I am a champion at doing nothing. And I’ll write more about that soon, but this article isn’t actually about that. It relates to a section I recently read in A Course In Miracles (ACIM) entitled “I Need Do Nothing” which reveals a strategy for getting closer to God (ie. being present in the moment, experiencing inner peace, becoming enlightened) which focuses on the body, or rather removing focus from the body.
After renewing my inspiration to write for this blog on a regular basis I picked up ACIM for the first time in quite a while. I’m working my way through the lessons. I’m up to lesson 200 and I stopped a while back because I was losing focus and decided to take a break.
So upon returning to the book and reading the text where I had left off the words really resonated with me. It says that we rely too much on our body to survive and “do” our work in the world and suggests the radical move to “utterly forget the body”. Lessons like these are rarely literal so I’ll try to keep the expression of my interpretation simple. The body itself is going to be worthy of hundreds of articles of exploration and experimentation.
First, I’d like to start with the literal body. At the beginning of every day I go for a walk in the park. This is my way of getting focused and getting a little bit closer to nature in the big city. I burn calories. I loosen up my muscles. And I get some much needed fresh air. When I return I get right down to work and it feels amazing. I don’t go to the gym these days. I am a butch dyke and I’m athletic but I rarely play in team sports. I’ll tend to do solo activities like boxing, running, swimming, or biking. Lately though, my pace has been a walking pace. Occasionally I feel guilty about not pushing myself more, for not doing everything I can do to be fit and trim. I am, afterall, pushing 40 and the waistline expands much more easily with every year that passes.

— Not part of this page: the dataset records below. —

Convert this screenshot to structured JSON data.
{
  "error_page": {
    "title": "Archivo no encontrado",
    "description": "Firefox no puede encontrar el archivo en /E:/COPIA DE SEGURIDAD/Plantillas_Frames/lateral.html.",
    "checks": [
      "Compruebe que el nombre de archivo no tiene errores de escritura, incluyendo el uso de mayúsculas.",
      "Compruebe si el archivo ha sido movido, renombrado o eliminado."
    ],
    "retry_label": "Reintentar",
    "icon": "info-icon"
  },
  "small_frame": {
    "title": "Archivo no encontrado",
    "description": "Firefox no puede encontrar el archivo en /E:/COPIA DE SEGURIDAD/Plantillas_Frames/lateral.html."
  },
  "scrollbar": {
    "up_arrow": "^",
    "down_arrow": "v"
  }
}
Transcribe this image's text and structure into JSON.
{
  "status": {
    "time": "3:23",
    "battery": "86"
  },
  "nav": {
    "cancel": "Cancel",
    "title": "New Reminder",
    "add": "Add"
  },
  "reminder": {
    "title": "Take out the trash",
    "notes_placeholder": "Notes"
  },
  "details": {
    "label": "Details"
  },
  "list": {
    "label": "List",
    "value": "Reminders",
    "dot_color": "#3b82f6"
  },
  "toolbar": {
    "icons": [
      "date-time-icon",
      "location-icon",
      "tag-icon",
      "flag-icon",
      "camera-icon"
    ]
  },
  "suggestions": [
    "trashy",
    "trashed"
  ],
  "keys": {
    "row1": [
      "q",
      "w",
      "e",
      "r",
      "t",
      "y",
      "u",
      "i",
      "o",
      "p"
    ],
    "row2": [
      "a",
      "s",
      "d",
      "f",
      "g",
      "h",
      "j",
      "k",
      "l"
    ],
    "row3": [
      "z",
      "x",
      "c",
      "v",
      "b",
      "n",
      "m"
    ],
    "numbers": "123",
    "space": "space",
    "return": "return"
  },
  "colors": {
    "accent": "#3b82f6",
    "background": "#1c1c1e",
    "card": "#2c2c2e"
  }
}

The “I Need Do Nothing” section says that we always place our bodies in the past or in the future. “It is always remembered or anticipated, but never experienced just now.” Going to the gym and purposefully trying to lose weight or get buff would be a literal expression of that statement. I look at my body and I think it’s bigger than it used to be (past) and think I need to make it smaller again (future). The point of “I Need Do Nothing” is to get you into the present. Eternity and peace is in the present moment. I know that if you’re reading this you’re likely a person who seeks to be more present in life. (And I’ll be sure to write plenty about that as we go along.)
Dr. David R. Hawkins states in all of his lectures that nothing is causing anything and that everything is happening of its own. This is what comes to mind when I’m asked to embody the sentiment “I Need Do Nothing”. By surrendering doing as it relates to the body I begin allowing. The only thing required to fully get into the present and to experience the moment of pure peace and love is to let go of past rememberings, future imaginings and realize that I need do nothing. No doing of simplicity is required. No action of detachment is needed.
Take this opportunity right now. Be radical. Let go of the guilt of the past and the pressure of the future and simply do nothing. Find that place within and let it be for just one second. When you return to doing you will be changed and eventually that central place of peace within will get easier and easier to access. Then the magic of allowing the world and your life and your actions to unfold on their own will reveal itself to you with amazing results.